Assigned task ▸
Pick out each line in these entries that contains the string "coolsite".

Data extract ▸
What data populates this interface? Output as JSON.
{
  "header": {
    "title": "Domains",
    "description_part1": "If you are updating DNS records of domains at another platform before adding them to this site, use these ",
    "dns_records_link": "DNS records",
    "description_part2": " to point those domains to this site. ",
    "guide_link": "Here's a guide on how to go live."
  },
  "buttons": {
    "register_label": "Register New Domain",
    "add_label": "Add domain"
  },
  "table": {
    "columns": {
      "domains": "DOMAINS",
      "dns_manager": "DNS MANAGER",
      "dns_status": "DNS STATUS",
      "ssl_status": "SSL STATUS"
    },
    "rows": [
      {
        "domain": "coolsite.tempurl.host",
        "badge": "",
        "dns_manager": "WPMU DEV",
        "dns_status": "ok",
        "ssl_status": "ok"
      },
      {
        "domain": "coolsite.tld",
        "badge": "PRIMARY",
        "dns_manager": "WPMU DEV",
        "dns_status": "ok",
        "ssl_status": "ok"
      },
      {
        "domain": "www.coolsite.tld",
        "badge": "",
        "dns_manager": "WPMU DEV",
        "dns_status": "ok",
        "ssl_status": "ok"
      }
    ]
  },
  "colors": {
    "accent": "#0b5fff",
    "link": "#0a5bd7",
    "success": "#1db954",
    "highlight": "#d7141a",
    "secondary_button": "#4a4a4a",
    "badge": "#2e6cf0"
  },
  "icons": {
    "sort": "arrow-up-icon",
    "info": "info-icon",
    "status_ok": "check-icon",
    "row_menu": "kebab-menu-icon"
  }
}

Exercise output ▸
        "domain": "coolsite.tempurl.host",
        "domain": "coolsite.tld",
        "domain": "www.coolsite.tld",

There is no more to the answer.